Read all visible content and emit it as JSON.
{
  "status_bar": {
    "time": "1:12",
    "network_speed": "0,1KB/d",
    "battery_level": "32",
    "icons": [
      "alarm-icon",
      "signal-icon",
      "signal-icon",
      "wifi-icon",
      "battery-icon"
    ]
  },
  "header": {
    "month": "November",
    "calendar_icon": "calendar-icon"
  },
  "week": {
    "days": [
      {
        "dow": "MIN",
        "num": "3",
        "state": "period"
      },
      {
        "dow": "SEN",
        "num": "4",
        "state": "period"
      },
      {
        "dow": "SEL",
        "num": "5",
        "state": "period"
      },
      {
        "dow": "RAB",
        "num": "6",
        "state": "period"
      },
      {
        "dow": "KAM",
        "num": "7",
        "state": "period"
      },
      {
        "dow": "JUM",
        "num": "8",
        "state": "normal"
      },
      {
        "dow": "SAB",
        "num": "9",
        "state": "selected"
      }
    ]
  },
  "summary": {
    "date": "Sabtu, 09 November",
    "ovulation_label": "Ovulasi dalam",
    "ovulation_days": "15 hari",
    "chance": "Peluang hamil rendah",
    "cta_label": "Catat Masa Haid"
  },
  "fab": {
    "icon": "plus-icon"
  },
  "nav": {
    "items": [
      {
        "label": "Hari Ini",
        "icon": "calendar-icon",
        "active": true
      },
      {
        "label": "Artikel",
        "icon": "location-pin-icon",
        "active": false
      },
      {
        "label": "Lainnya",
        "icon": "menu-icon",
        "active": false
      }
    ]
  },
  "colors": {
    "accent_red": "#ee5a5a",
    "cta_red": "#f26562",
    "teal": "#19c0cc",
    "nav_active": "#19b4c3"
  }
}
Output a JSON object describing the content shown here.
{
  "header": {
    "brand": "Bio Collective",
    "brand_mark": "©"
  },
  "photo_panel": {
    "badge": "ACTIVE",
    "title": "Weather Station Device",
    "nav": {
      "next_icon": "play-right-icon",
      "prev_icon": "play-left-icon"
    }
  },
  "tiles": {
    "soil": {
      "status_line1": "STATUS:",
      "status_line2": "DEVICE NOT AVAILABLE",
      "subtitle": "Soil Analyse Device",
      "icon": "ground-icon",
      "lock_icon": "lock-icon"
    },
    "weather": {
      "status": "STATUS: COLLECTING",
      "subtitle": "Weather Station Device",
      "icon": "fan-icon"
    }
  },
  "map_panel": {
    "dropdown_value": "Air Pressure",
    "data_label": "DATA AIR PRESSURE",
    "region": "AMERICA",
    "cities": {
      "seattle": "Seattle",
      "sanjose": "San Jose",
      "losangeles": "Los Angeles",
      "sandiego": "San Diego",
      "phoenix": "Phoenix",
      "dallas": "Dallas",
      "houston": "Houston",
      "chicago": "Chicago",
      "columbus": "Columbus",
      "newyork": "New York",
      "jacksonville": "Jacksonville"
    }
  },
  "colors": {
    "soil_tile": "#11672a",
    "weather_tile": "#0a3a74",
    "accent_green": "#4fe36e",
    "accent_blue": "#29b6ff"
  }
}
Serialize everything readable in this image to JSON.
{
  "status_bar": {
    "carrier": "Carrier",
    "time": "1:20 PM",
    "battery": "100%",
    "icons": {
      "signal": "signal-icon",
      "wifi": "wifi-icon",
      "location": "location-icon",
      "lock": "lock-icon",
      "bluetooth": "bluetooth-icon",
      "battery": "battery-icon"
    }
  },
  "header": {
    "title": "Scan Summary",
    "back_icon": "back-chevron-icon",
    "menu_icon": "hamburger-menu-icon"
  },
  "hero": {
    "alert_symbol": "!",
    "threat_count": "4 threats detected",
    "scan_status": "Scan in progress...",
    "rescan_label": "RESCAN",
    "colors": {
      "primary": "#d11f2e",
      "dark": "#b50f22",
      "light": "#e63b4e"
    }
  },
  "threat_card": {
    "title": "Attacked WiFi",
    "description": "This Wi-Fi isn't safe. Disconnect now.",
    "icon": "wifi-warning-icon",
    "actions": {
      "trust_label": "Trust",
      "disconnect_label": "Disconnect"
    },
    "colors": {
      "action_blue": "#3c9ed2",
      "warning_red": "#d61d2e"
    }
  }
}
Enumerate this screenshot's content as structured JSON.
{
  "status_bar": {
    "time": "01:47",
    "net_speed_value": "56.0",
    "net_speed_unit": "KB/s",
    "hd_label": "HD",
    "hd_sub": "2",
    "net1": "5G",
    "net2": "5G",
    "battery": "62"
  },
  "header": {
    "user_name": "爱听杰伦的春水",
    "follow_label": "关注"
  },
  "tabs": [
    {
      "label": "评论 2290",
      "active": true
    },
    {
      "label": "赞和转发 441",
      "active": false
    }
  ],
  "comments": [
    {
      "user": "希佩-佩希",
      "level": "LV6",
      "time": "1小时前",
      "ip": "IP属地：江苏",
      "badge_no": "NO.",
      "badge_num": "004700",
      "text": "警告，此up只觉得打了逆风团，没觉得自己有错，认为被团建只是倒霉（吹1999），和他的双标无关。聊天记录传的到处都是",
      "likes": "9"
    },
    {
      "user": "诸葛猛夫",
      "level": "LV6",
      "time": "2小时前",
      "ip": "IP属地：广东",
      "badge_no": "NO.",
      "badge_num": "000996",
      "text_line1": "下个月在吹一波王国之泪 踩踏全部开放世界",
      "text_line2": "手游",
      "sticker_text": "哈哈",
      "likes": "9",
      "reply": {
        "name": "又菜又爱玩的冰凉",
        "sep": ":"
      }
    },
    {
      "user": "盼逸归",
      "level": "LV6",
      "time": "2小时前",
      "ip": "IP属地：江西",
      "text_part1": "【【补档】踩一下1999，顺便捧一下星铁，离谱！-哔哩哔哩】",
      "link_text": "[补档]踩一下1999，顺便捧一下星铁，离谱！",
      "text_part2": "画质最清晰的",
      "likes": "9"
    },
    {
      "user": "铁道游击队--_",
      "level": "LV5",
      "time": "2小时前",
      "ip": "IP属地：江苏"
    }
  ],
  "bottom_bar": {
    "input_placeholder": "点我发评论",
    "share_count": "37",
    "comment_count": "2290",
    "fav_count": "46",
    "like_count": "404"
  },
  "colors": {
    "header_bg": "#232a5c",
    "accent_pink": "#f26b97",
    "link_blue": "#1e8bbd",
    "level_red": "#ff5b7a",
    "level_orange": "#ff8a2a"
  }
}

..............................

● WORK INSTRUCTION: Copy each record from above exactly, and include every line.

● ANSWER AREA:
Read all visible content and emit it as JSON.
{
  "status_bar": {
    "time": "1:12",
    "network_speed": "0,1KB/d",
    "battery_level": "32",
    "icons": [
      "alarm-icon",
      "signal-icon",
      "signal-icon",
      "wifi-icon",
      "battery-icon"
    ]
  },
  "header": {
    "month": "November",
    "calendar_icon": "calendar-icon"
  },
  "week": {
    "days": [
      {
        "dow": "MIN",
        "num": "3",
        "state": "period"
      },
      {
        "dow": "SEN",
        "num": "4",
        "state": "period"
      },
      {
        "dow": "SEL",
        "num": "5",
        "state": "period"
      },
      {
        "dow": "RAB",
        "num": "6",
        "state": "period"
      },
      {
        "dow": "KAM",
        "num": "7",
        "state": "period"
      },
      {
        "dow": "JUM",
        "num": "8",
        "state": "normal"
      },
      {
        "dow": "SAB",
        "num": "9",
        "state": "selected"
      }
    ]
  },
  "summary": {
    "date": "Sabtu, 09 November",
    "ovulation_label": "Ovulasi dalam",
    "ovulation_days": "15 hari",
    "chance": "Peluang hamil rendah",
    "cta_label": "Catat Masa Haid"
  },
  "fab": {
    "icon": "plus-icon"
  },
  "nav": {
    "items": [
      {
        "label": "Hari Ini",
        "icon": "calendar-icon",
        "active": true
      },
      {
        "label": "Artikel",
        "icon": "location-pin-icon",
        "active": false
      },
      {
        "label": "Lainnya",
        "icon": "menu-icon",
        "active": false
      }
    ]
  },
  "colors": {
    "accent_red": "#ee5a5a",
    "cta_red": "#f26562",
    "teal": "#19c0cc",
    "nav_active": "#19b4c3"
  }
}
Output a JSON object describing the content shown here.
{
  "header": {
    "brand": "Bio Collective",
    "brand_mark": "©"
  },
  "photo_panel": {
    "badge": "ACTIVE",
    "title": "Weather Station Device",
    "nav": {
      "next_icon": "play-right-icon",
      "prev_icon": "play-left-icon"
    }
  },
  "tiles": {
    "soil": {
      "status_line1": "STATUS:",
      "status_line2": "DEVICE NOT AVAILABLE",
      "subtitle": "Soil Analyse Device",
      "icon": "ground-icon",
      "lock_icon": "lock-icon"
    },
    "weather": {
      "status": "STATUS: COLLECTING",
      "subtitle": "Weather Station Device",
      "icon": "fan-icon"
    }
  },
  "map_panel": {
    "dropdown_value": "Air Pressure",
    "data_label": "DATA AIR PRESSURE",
    "region": "AMERICA",
    "cities": {
      "seattle": "Seattle",
      "sanjose": "San Jose",
      "losangeles": "Los Angeles",
      "sandiego": "San Diego",
      "phoenix": "Phoenix",
      "dallas": "Dallas",
      "houston": "Houston",
      "chicago": "Chicago",
      "columbus": "Columbus",
      "newyork": "New York",
      "jacksonville": "Jacksonville"
    }
  },
  "colors": {
    "soil_tile": "#11672a",
    "weather_tile": "#0a3a74",
    "accent_green": "#4fe36e",
    "accent_blue": "#29b6ff"
  }
}
Serialize everything readable in this image to JSON.
{
  "status_bar": {
    "carrier": "Carrier",
    "time": "1:20 PM",
    "battery": "100%",
    "icons": {
      "signal": "signal-icon",
      "wifi": "wifi-icon",
      "location": "location-icon",
      "lock": "lock-icon",
      "bluetooth": "bluetooth-icon",
      "battery": "battery-icon"
    }
  },
  "header": {
    "title": "Scan Summary",
    "back_icon": "back-chevron-icon",
    "menu_icon": "hamburger-menu-icon"
  },
  "hero": {
    "alert_symbol": "!",
    "threat_count": "4 threats detected",
    "scan_status": "Scan in progress...",
    "rescan_label": "RESCAN",
    "colors": {
      "primary": "#d11f2e",
      "dark": "#b50f22",
      "light": "#e63b4e"
    }
  },
  "threat_card": {
    "title": "Attacked WiFi",
    "description": "This Wi-Fi isn't safe. Disconnect now.",
    "icon": "wifi-warning-icon",
    "actions": {
      "trust_label": "Trust",
      "disconnect_label": "Disconnect"
    },
    "colors": {
      "action_blue": "#3c9ed2",
      "warning_red": "#d61d2e"
    }
  }
}
Enumerate this screenshot's content as structured JSON.
{
  "status_bar": {
    "time": "01:47",
    "net_speed_value": "56.0",
    "net_speed_unit": "KB/s",
    "hd_label": "HD",
    "hd_sub": "2",
    "net1": "5G",
    "net2": "5G",
    "battery": "62"
  },
  "header": {
    "user_name": "爱听杰伦的春水",
    "follow_label": "关注"
  },
  "tabs": [
    {
      "label": "评论 2290",
      "active": true
    },
    {
      "label": "赞和转发 441",
      "active": false
    }
  ],
  "comments": [
    {
      "user": "希佩-佩希",
      "level": "LV6",
      "time": "1小时前",
      "ip": "IP属地：江苏",
      "badge_no": "NO.",
      "badge_num": "004700",
      "text": "警告，此up只觉得打了逆风团，没觉得自己有错，认为被团建只是倒霉（吹1999），和他的双标无关。聊天记录传的到处都是",
      "likes": "9"
    },
    {
      "user": "诸葛猛夫",
      "level": "LV6",
      "time": "2小时前",
      "ip": "IP属地：广东",
      "badge_no": "NO.",
      "badge_num": "000996",
      "text_line1": "下个月在吹一波王国之泪 踩踏全部开放世界",
      "text_line2": "手游",
      "sticker_text": "哈哈",
      "likes": "9",
      "reply": {
        "name": "又菜又爱玩的冰凉",
        "sep": ":"
      }
    },
    {
      "user": "盼逸归",
      "level": "LV6",
      "time": "2小时前",
      "ip": "IP属地：江西",
      "text_part1": "【【补档】踩一下1999，顺便捧一下星铁，离谱！-哔哩哔哩】",
      "link_text": "[补档]踩一下1999，顺便捧一下星铁，离谱！",
      "text_part2": "画质最清晰的",
      "likes": "9"
    },
    {
      "user": "铁道游击队--_",
      "level": "LV5",
      "time": "2小时前",
      "ip": "IP属地：江苏"
    }
  ],
  "bottom_bar": {
    "input_placeholder": "点我发评论",
    "share_count": "37",
    "comment_count": "2290",
    "fav_count": "46",
    "like_count": "404"
  },
  "colors": {
    "header_bg": "#232a5c",
    "accent_pink": "#f26b97",
    "link_blue": "#1e8bbd",
    "level_red": "#ff5b7a",
    "level_orange": "#ff8a2a"
  }
}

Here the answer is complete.